Wichita Some terrorists involved in the Sept. 11 attacks had agricultural backgrounds, so it is likely their interest in crop dusters was aimed at destroying U.S. crops rather than infecting people, U.S. Sen. Pat Roberts said Friday.
The Kansas senator, who is on the Senate intelligence committee, spoke at the Kansas Livestock Assn. meeting in Wichita, where he talked about his agroterrorism bill.
Roberts said that while he does not have a warning of any specific threat, the danger to the nation's food security is real. He said he has seen intelligence reports that showed some of the terrorists had agricultural training.
"There is a school of thought that I adhere to that the crop dusters that we heard about were not for people, but for crops. If you look at the kind of pathogens terrorists could use against our nation's food supply, I think it is pretty easy to do."

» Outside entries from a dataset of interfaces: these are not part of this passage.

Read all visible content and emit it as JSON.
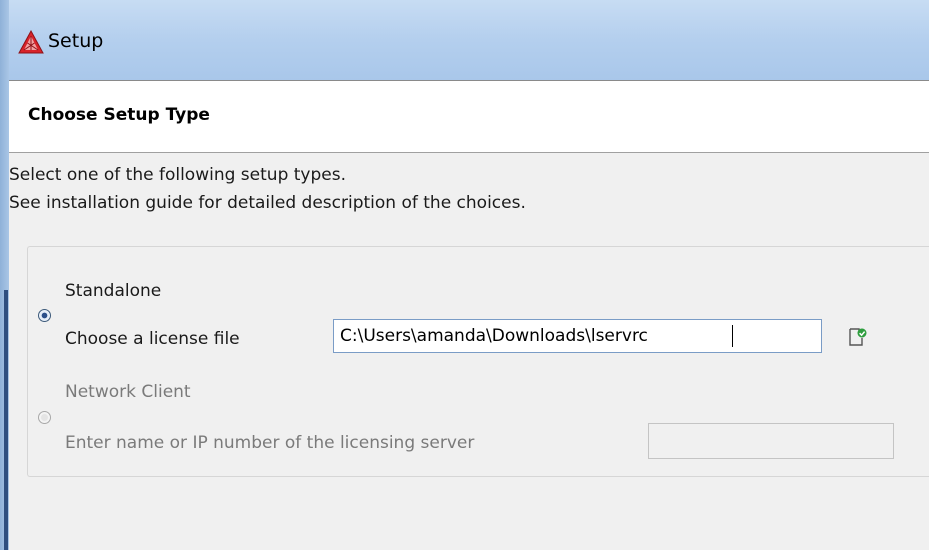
{
  "window": {
    "title": "Setup",
    "app_icon": "thermo-calc-triangle-icon"
  },
  "header": {
    "title": "Choose Setup Type"
  },
  "description": {
    "line1": "Select one of the following setup types.",
    "line2": "See installation guide for detailed description of the choices."
  },
  "options": {
    "standalone": {
      "heading": "Standalone",
      "label": "Choose a license file",
      "selected": true,
      "value": "C:\\Users\\amanda\\Downloads\\lservrc",
      "browse_icon": "open-file-icon"
    },
    "network": {
      "heading": "Network Client",
      "label": "Enter name or IP number of the licensing server",
      "selected": false,
      "value": ""
    }
  },
  "colors": {
    "titlebar": "#b4cfee",
    "dialog_bg": "#f0f0f0",
    "disabled_text": "#7a7a7a",
    "input_border_focus": "#7a9cc6"
  }
}
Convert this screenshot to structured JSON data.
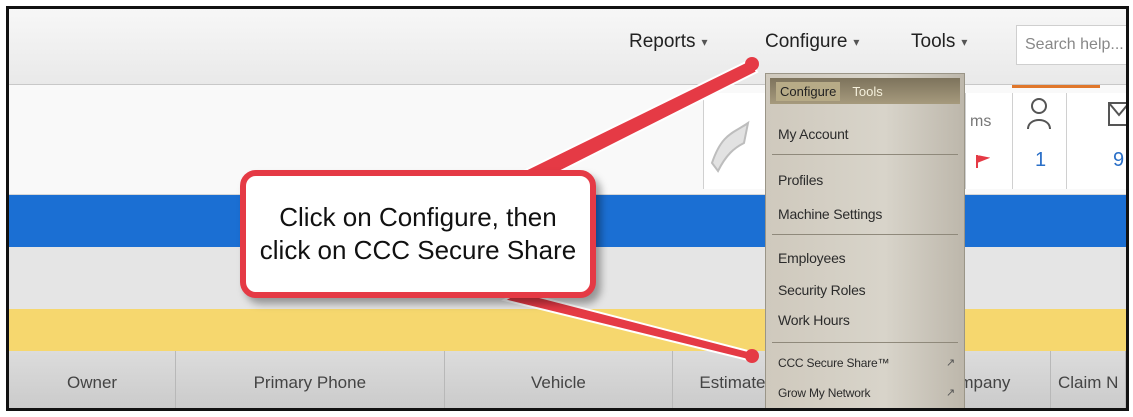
{
  "topnav": {
    "reports": "Reports",
    "configure": "Configure",
    "tools": "Tools",
    "search_placeholder": "Search help..."
  },
  "header_partial": {
    "items_fragment": "ms",
    "user_count": "1",
    "mail_count": "9"
  },
  "dropdown": {
    "top_configure": "Configure",
    "top_tools": "Tools",
    "items": [
      "My Account",
      "Profiles",
      "Machine Settings",
      "Employees",
      "Security Roles",
      "Work Hours",
      "CCC Secure Share™",
      "Grow My Network"
    ]
  },
  "callout": {
    "text": "Click on Configure, then click on CCC Secure Share"
  },
  "table": {
    "columns": [
      "Owner",
      "Primary Phone",
      "Vehicle",
      "Estimate",
      "mpany",
      "Claim N"
    ]
  },
  "colors": {
    "highlight_red": "#e53a45",
    "band_blue": "#1b6fd3",
    "band_yellow": "#f6d76e",
    "accent_orange": "#e0772b"
  }
}
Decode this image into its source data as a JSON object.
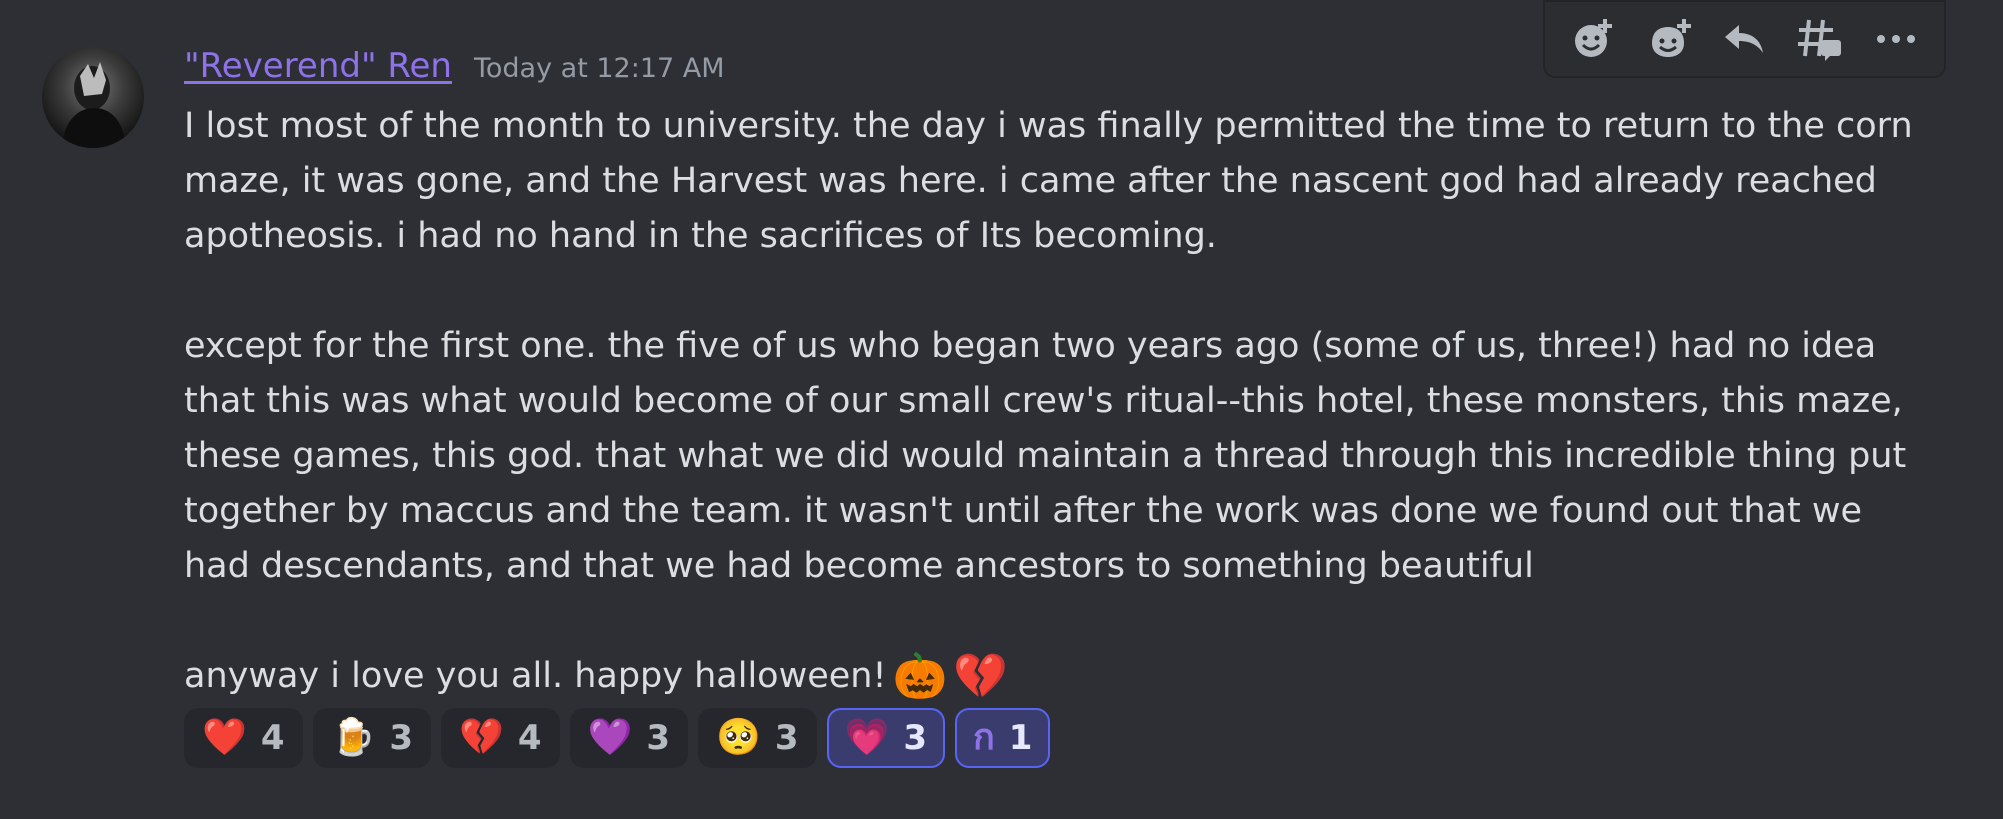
{
  "message": {
    "author": "\"Reverend\" Ren",
    "timestamp": "Today at 12:17 AM",
    "lines": [
      "I lost most of the month to university. the day i was finally permitted the time to return to the corn",
      "maze, it was gone, and the Harvest was here. i came after the nascent god had already reached",
      "apotheosis. i had no hand in the sacrifices of Its becoming.",
      "except for the first one. the five of us who began two years ago (some of us, three!) had no idea",
      "that this was what would become of our small crew's ritual--this hotel, these monsters, this maze,",
      "these games, this god. that what we did would maintain a thread through this incredible thing put",
      "together by maccus and the team. it wasn't until after the work was done we found out that we",
      "had descendants, and that we had become ancestors to something beautiful",
      "anyway i love you all. happy halloween!"
    ],
    "inline_emojis": [
      "🎃",
      "💔"
    ]
  },
  "reactions": [
    {
      "emoji": "❤️",
      "count": "4"
    },
    {
      "emoji": "🍺",
      "count": "3"
    },
    {
      "emoji": "💔",
      "count": "4"
    },
    {
      "emoji": "💜",
      "count": "3"
    },
    {
      "emoji": "🥺",
      "count": "3"
    },
    {
      "emoji": "💗",
      "count": "3"
    },
    {
      "emoji": "ก",
      "count": "1"
    }
  ],
  "toolbar": {
    "icons": [
      "add-super-reaction-icon",
      "add-reaction-icon",
      "reply-icon",
      "create-thread-icon",
      "more-icon"
    ]
  },
  "colors": {
    "background": "#2e2f35",
    "username": "#8d72e8",
    "text": "#dbdee1",
    "timestamp": "#949ba4",
    "active_reaction_border": "#5865f2"
  }
}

The FBI has now raised that specter saying the risk is very high, Roberts said.
"What would happen to the farm economy and the national economy, but also what will happen in inner cities to people who have taken their food supply for granted? It would be absolutely chaotic," he said.
He called the threat to food security among the five top terrorist threats to the nation.
Agriculture contributed $1.5 trillion to the nation's gross domestic product in 1999, he said. A terrorist attack on the nation's crops or livestock industries could affect production for several years.
"The introduction of pathogens such as foot-and-mouth or avian flu or Karnal bunt would be devastating," he said.
Karnal bunt was detected for the first time in the nation's wheat belt last summer during harvest in two Texas counties. But it took 15 days before the U.S. Department of Agriculture's Animal Plant and Health Inspection Service quarantined the affected counties.
There is no proof that the 2001 outbreak, which has cost the affected Texas counties $27 million this year, was related to terrorism. It is believed the disease was carried north by farmers planting infected wheat seed or by livestock grazing on infected wheat.
Roberts said his bill would bolster the "first responder" capabilities of the USDA and allow the agency to act quickly when a quarantine is needed.
But livestock producers meeting in Wichita were most concerned about diseases such as foot-and-mouth, which devastated Great Britain's livestock industry earlier this year.
Much of the convention focused on state animal health experts talk about the state's emergency plans for the disease, and biosecurity precautions.
"I feel I am risking everything," said Hamilton cattleman Mike Collinge, the KLA's newly elected president.
He said many Kansas cattlemen are uncertain whether they should even be in the business when a terrorist attack using pathogens could destroy everything they've worked for.